§ **EXERCISE**: Using the data below, show every line where the word "verified" occurs.

[Web page and app entries]
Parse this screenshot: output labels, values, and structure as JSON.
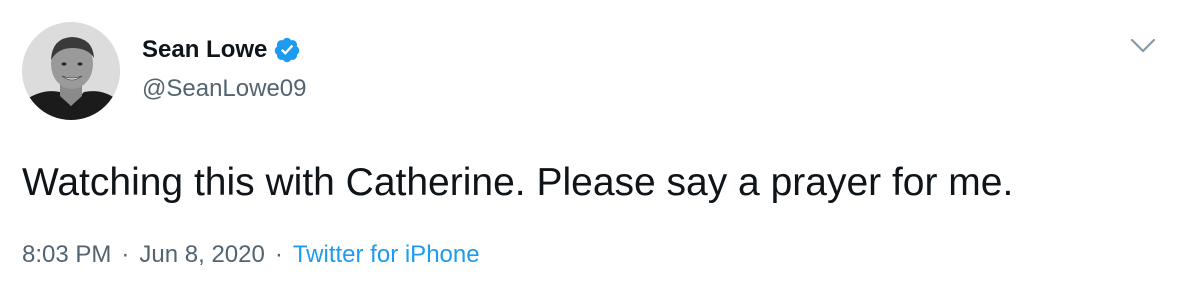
{
  "author": {
    "display_name": "Sean Lowe",
    "handle": "@SeanLowe09",
    "verified": true,
    "avatar_icon": "profile-photo"
  },
  "tweet": {
    "text": "Watching this with Catherine. Please say a prayer for me.",
    "time": "8:03 PM",
    "separator": "·",
    "date": "Jun 8, 2020",
    "source": "Twitter for iPhone"
  },
  "icons": {
    "verified": "verified-badge-icon",
    "menu": "chevron-down-icon"
  },
  "colors": {
    "text": "#0f1419",
    "muted": "#536471",
    "link": "#1d9bf0",
    "verified": "#1d9bf0"
  }
}
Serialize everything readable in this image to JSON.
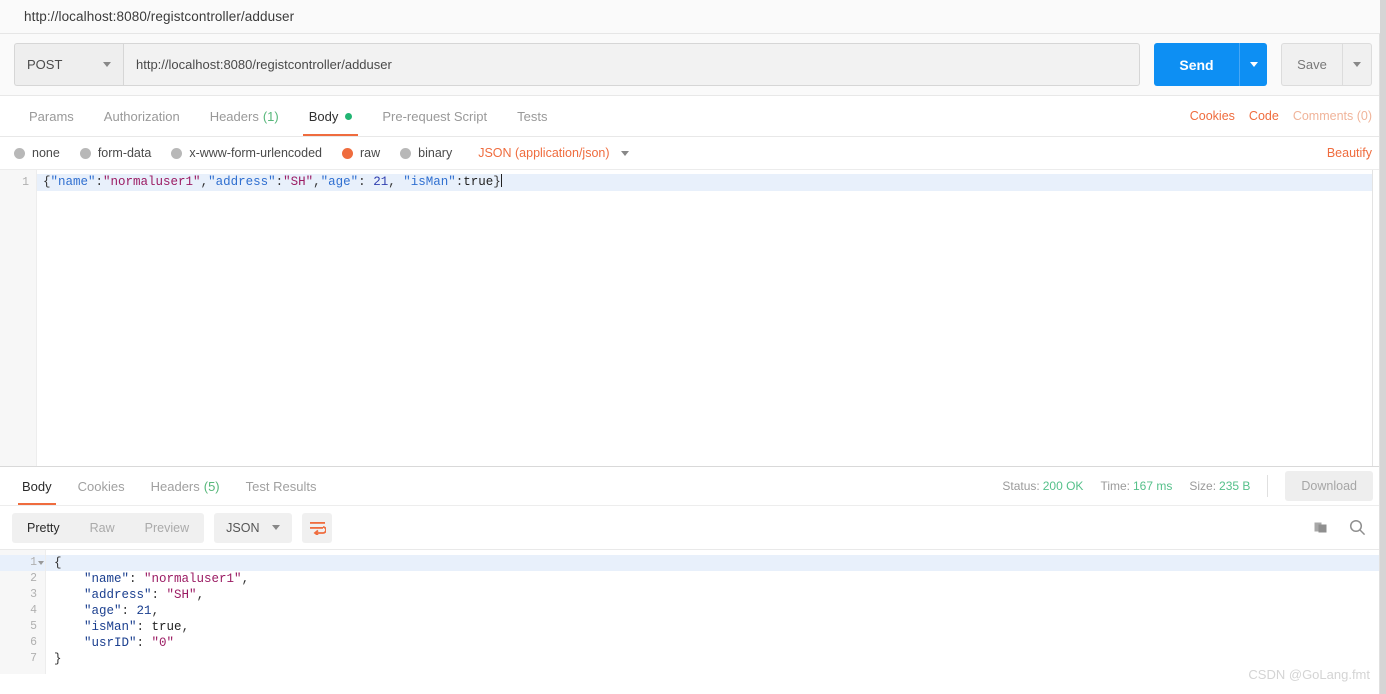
{
  "tab": {
    "name": "http://localhost:8080/registcontroller/adduser"
  },
  "request": {
    "method": "POST",
    "url": "http://localhost:8080/registcontroller/adduser",
    "send_label": "Send",
    "save_label": "Save",
    "tabs": [
      {
        "label": "Params",
        "active": false
      },
      {
        "label": "Authorization",
        "active": false
      },
      {
        "label": "Headers",
        "count": "(1)",
        "active": false
      },
      {
        "label": "Body",
        "active": true,
        "dot": true
      },
      {
        "label": "Pre-request Script",
        "active": false
      },
      {
        "label": "Tests",
        "active": false
      }
    ],
    "links": [
      {
        "label": "Cookies",
        "dim": false
      },
      {
        "label": "Code",
        "dim": false
      },
      {
        "label": "Comments (0)",
        "dim": true
      }
    ],
    "body_types": [
      {
        "label": "none",
        "selected": false
      },
      {
        "label": "form-data",
        "selected": false
      },
      {
        "label": "x-www-form-urlencoded",
        "selected": false
      },
      {
        "label": "raw",
        "selected": true
      },
      {
        "label": "binary",
        "selected": false
      }
    ],
    "content_type": "JSON (application/json)",
    "beautify_label": "Beautify",
    "editor": {
      "line_number": "1",
      "raw": "{\"name\":\"normaluser1\",\"address\":\"SH\",\"age\": 21, \"isMan\":true}",
      "tokens": [
        {
          "t": "{",
          "c": "tk-punc"
        },
        {
          "t": "\"name\"",
          "c": "tk-key"
        },
        {
          "t": ":",
          "c": "tk-punc"
        },
        {
          "t": "\"normaluser1\"",
          "c": "tk-str"
        },
        {
          "t": ",",
          "c": "tk-punc"
        },
        {
          "t": "\"address\"",
          "c": "tk-key"
        },
        {
          "t": ":",
          "c": "tk-punc"
        },
        {
          "t": "\"SH\"",
          "c": "tk-str"
        },
        {
          "t": ",",
          "c": "tk-punc"
        },
        {
          "t": "\"age\"",
          "c": "tk-key"
        },
        {
          "t": ": ",
          "c": "tk-punc"
        },
        {
          "t": "21",
          "c": "tk-num"
        },
        {
          "t": ", ",
          "c": "tk-punc"
        },
        {
          "t": "\"isMan\"",
          "c": "tk-key"
        },
        {
          "t": ":",
          "c": "tk-punc"
        },
        {
          "t": "true",
          "c": "tk-bool"
        },
        {
          "t": "}",
          "c": "tk-punc"
        }
      ]
    }
  },
  "response": {
    "tabs": [
      {
        "label": "Body",
        "active": true
      },
      {
        "label": "Cookies",
        "active": false
      },
      {
        "label": "Headers",
        "count": "(5)",
        "active": false
      },
      {
        "label": "Test Results",
        "active": false
      }
    ],
    "status_label": "Status:",
    "status_value": "200 OK",
    "time_label": "Time:",
    "time_value": "167 ms",
    "size_label": "Size:",
    "size_value": "235 B",
    "download_label": "Download",
    "view_modes": [
      {
        "label": "Pretty",
        "active": true
      },
      {
        "label": "Raw",
        "active": false
      },
      {
        "label": "Preview",
        "active": false
      }
    ],
    "format": "JSON",
    "body_lines": [
      {
        "n": "1",
        "fold": true,
        "tokens": [
          {
            "t": "{",
            "c": "rp"
          }
        ]
      },
      {
        "n": "2",
        "tokens": [
          {
            "t": "    ",
            "c": "rp"
          },
          {
            "t": "\"name\"",
            "c": "rk"
          },
          {
            "t": ": ",
            "c": "rp"
          },
          {
            "t": "\"normaluser1\"",
            "c": "rs"
          },
          {
            "t": ",",
            "c": "rp"
          }
        ]
      },
      {
        "n": "3",
        "tokens": [
          {
            "t": "    ",
            "c": "rp"
          },
          {
            "t": "\"address\"",
            "c": "rk"
          },
          {
            "t": ": ",
            "c": "rp"
          },
          {
            "t": "\"SH\"",
            "c": "rs"
          },
          {
            "t": ",",
            "c": "rp"
          }
        ]
      },
      {
        "n": "4",
        "tokens": [
          {
            "t": "    ",
            "c": "rp"
          },
          {
            "t": "\"age\"",
            "c": "rk"
          },
          {
            "t": ": ",
            "c": "rp"
          },
          {
            "t": "21",
            "c": "rn"
          },
          {
            "t": ",",
            "c": "rp"
          }
        ]
      },
      {
        "n": "5",
        "tokens": [
          {
            "t": "    ",
            "c": "rp"
          },
          {
            "t": "\"isMan\"",
            "c": "rk"
          },
          {
            "t": ": ",
            "c": "rp"
          },
          {
            "t": "true",
            "c": "rb"
          },
          {
            "t": ",",
            "c": "rp"
          }
        ]
      },
      {
        "n": "6",
        "tokens": [
          {
            "t": "    ",
            "c": "rp"
          },
          {
            "t": "\"usrID\"",
            "c": "rk"
          },
          {
            "t": ": ",
            "c": "rp"
          },
          {
            "t": "\"0\"",
            "c": "rs"
          }
        ]
      },
      {
        "n": "7",
        "tokens": [
          {
            "t": "}",
            "c": "rp"
          }
        ]
      }
    ]
  },
  "watermark": "CSDN @GoLang.fmt",
  "colors": {
    "accent_orange": "#ef6c3e",
    "send_blue": "#0d8ff3",
    "status_green": "#55c08a",
    "json_key": "#1b3f8f",
    "json_string": "#9b1b63"
  }
}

§ **EXERCISE SOLUTION**:
    "verified": true,
    "verified": "verified-badge-icon",
    "verified": "#1d9bf0"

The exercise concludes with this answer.